Toronto luxury home prices were among the fastest rising in the world last quarter, but a closer look at recent activity shows the Ontario Fair Housing Plan is likely putting a damper on price growth, industry consultancy Knight Frank suggests.
Compared to a year ago, luxury home prices in Toronto soared 20.7 per cent in Q2, according to Knight Frank’s Prime Global Cities Index, trailing only the annual growth of 35.6 reported in Guangzhou, China.
But placing second on a list of 41 luxury markets around the world from Sydney to Paris doesn’t fully reflect recent trends.
“At first glance the rate of 20.7 [per cent] annual growth suggests a level of resilience,” reads a Knight Frank release including the index.
“But quarterly figures show a slowdown,” Knight Frank continues.
On a quarter-over-quarter basis, Toronto luxury home prices were up 5.1 per cent in Q2, fifth fastest overall for that timeline.
But during the first quarter segment, prime prices surged by a steeper 8.5 per cent over the previous three-month period.

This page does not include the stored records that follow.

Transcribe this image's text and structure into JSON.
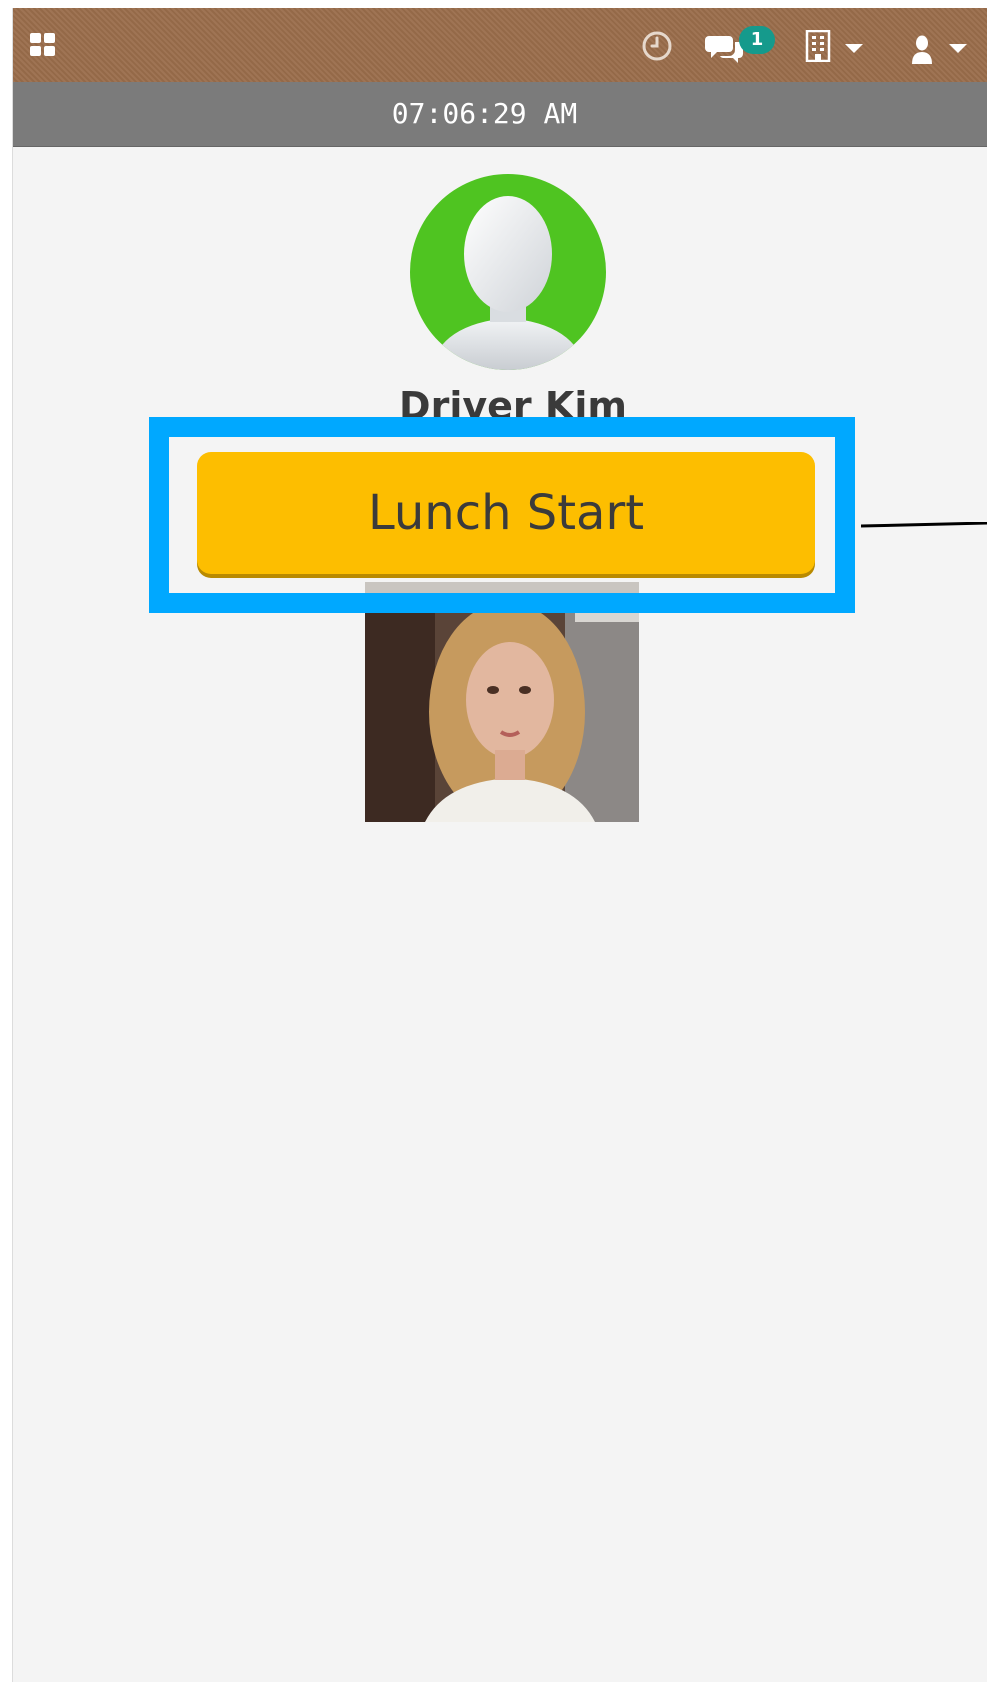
{
  "topbar": {
    "background_color": "#9a6d4b",
    "icons": [
      "grid-icon",
      "clock-icon",
      "chat-icon",
      "building-icon",
      "user-icon"
    ],
    "notification_count": "1",
    "badge_color": "#159a8c"
  },
  "timebar": {
    "time": "07:06:29 AM",
    "background_color": "#7b7b7b"
  },
  "profile": {
    "name": "Driver Kim",
    "avatar_ring_color": "#4fc421"
  },
  "actions": {
    "lunch_start_label": "Lunch Start",
    "button_color": "#fdbe00",
    "highlight_color": "#00a8ff"
  }
}
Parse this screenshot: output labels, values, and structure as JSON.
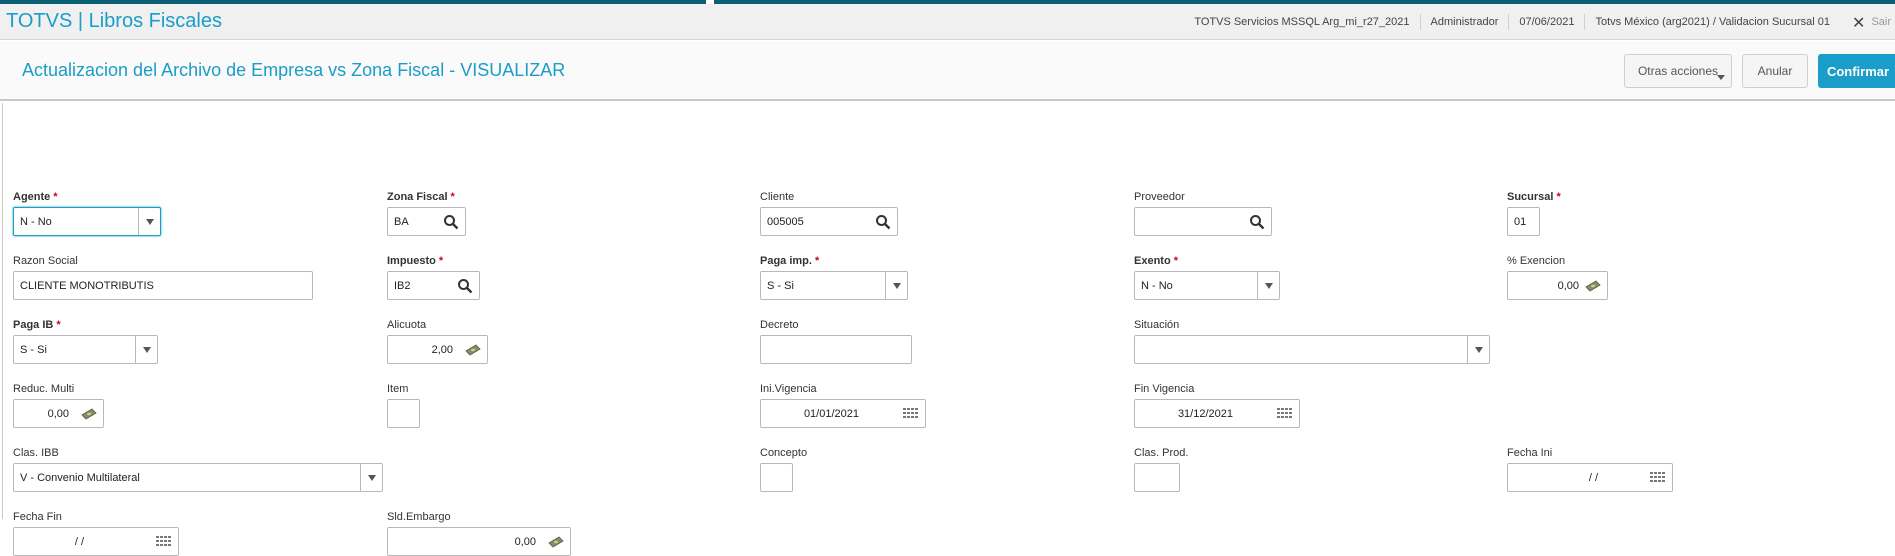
{
  "app": {
    "title": "TOTVS | Libros Fiscales"
  },
  "header": {
    "environment": "TOTVS Servicios MSSQL Arg_mi_r27_2021",
    "user": "Administrador",
    "date": "07/06/2021",
    "company": "Totvs México (arg2021) / Validacion Sucursal 01",
    "exit_label": "Sair"
  },
  "page": {
    "title": "Actualizacion del Archivo de Empresa vs Zona Fiscal - VISUALIZAR",
    "actions": {
      "otras": "Otras acciones",
      "anular": "Anular",
      "confirmar": "Confirmar"
    }
  },
  "colors": {
    "accent": "#1a9dc9",
    "required": "#d0021b",
    "topstrip": "#0b5f74"
  },
  "fields": {
    "agente": {
      "label": "Agente",
      "value": "N - No",
      "required": true
    },
    "zona_fiscal": {
      "label": "Zona Fiscal",
      "value": "BA",
      "required": true
    },
    "cliente": {
      "label": "Cliente",
      "value": "005005"
    },
    "proveedor": {
      "label": "Proveedor",
      "value": ""
    },
    "sucursal": {
      "label": "Sucursal",
      "value": "01",
      "required": true
    },
    "razon_social": {
      "label": "Razon Social",
      "value": "CLIENTE MONOTRIBUTIS"
    },
    "impuesto": {
      "label": "Impuesto",
      "value": "IB2",
      "required": true
    },
    "paga_imp": {
      "label": "Paga imp.",
      "value": "S - Si",
      "required": true
    },
    "exento": {
      "label": "Exento",
      "value": "N - No",
      "required": true
    },
    "pct_exencion": {
      "label": "% Exencion",
      "value": "0,00"
    },
    "paga_ib": {
      "label": "Paga IB",
      "value": "S - Si",
      "required": true
    },
    "alicuota": {
      "label": "Alicuota",
      "value": "2,00"
    },
    "decreto": {
      "label": "Decreto",
      "value": ""
    },
    "situacion": {
      "label": "Situación",
      "value": ""
    },
    "reduc_multi": {
      "label": "Reduc. Multi",
      "value": "0,00"
    },
    "item": {
      "label": "Item",
      "value": ""
    },
    "ini_vigencia": {
      "label": "Ini.Vigencia",
      "value": "01/01/2021"
    },
    "fin_vigencia": {
      "label": "Fin Vigencia",
      "value": "31/12/2021"
    },
    "clas_ibb": {
      "label": "Clas. IBB",
      "value": "V - Convenio Multilateral"
    },
    "concepto": {
      "label": "Concepto",
      "value": ""
    },
    "clas_prod": {
      "label": "Clas. Prod.",
      "value": ""
    },
    "fecha_ini": {
      "label": "Fecha Ini",
      "value": "/ /"
    },
    "fecha_fin": {
      "label": "Fecha Fin",
      "value": "/ /"
    },
    "sld_embargo": {
      "label": "Sld.Embargo",
      "value": "0,00"
    }
  },
  "icons": {
    "search": "magnifier-icon",
    "money": "money-icon",
    "calendar": "calendar-icon",
    "dropdown": "chevron-down-icon",
    "close": "close-icon"
  }
}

“Quarterly figures for Toronto suggest the new foreign buyer tax is having an effect on luxury price growth,” writes Knight Frank, which generally considers luxury, or “prime,” real estate to represent to the 5 per cent of a market value-wise.
The foreign-buyer tax, which was applied to the entire Greater Golden Horseshoe, not just Toronto, was just one of the 16 measures that make up the Fair Housing Plan (announced in April) which also brings expanded rent control to the province and more.
Meantime, prime residential real estate prices in Vancouver, the other big Canadian city where foreign homebuyers are subject to a tax of 15 per cent, appear to be picking up steam once again.
Annual price gains clocked in at 2.1 per cent last quarter putting the market 21st overall, but Vancouver led all cities in terms of quarterly appreciation at a rate of 7.3 per cent.
In the first quarter, three-month price appreciation only registered at 1.5 per cent.
However, recent quarterly price gains observed by Knight Frank don’t reflect what Jason Soprovich, a luxury home specialist and realtor in Vancouver, has seen in the upper tiers of the low-rise segment.
“I would say that there probably hasn’t been an uptick in luxury sales… I would say that [prices] probably have cooled also — it’s not what it was,” Soprovich tells BuzzBuzzNews.
Soprovich says the low-rise market has “plateaued more or less” amid financial tightening, rising interest rates, a new government and, of course, the foreign-buyer tax, though he does expect it to pick up this fall.
But the condo market — even at more expensive price points — has already heated up.
“Condominiums are a completely separate market now… and they’ve been doing exceptionally well,” he notes in an interview.
Those with larger houses in West Vancouver are downsizing to high-priced condos downtown, while entry-level buyers are flocking to the last affordable segment in Canada’s priciest big city.
“It’s sort of double-edged sword,” Soprovich says.
Kevin Skipworth, an owner/managing broker at Dexter Associates Realty which assists Knight Frank with index data for Vancouver, says the strength of the sub-$3 million market, especially the condo segment, explains Q2 price increases in Vancouver.
“The strata market especially has been performing this way due to lack of supply and strong demand,” Skipworth tells BuzzBuzzNews. “That is really what is driving the index as opposed to the luxury market,” he adds.